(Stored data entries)

§

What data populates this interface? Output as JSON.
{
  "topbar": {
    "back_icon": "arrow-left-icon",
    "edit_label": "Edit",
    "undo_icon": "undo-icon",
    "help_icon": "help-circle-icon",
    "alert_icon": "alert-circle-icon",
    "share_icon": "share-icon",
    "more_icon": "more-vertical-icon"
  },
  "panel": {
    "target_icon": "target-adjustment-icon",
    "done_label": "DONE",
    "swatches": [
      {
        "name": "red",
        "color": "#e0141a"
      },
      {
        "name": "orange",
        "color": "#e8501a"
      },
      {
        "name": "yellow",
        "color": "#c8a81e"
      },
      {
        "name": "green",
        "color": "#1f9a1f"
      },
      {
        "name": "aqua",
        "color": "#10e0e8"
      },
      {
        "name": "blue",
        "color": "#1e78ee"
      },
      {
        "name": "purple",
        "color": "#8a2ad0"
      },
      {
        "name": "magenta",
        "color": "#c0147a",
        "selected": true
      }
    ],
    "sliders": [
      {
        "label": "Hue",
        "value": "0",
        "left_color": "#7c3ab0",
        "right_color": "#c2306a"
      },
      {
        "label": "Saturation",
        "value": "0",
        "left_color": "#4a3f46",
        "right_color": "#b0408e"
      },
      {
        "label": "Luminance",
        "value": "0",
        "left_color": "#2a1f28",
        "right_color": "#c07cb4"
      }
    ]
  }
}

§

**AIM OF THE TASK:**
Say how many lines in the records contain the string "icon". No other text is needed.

**SOLVED PROBLEM:**
7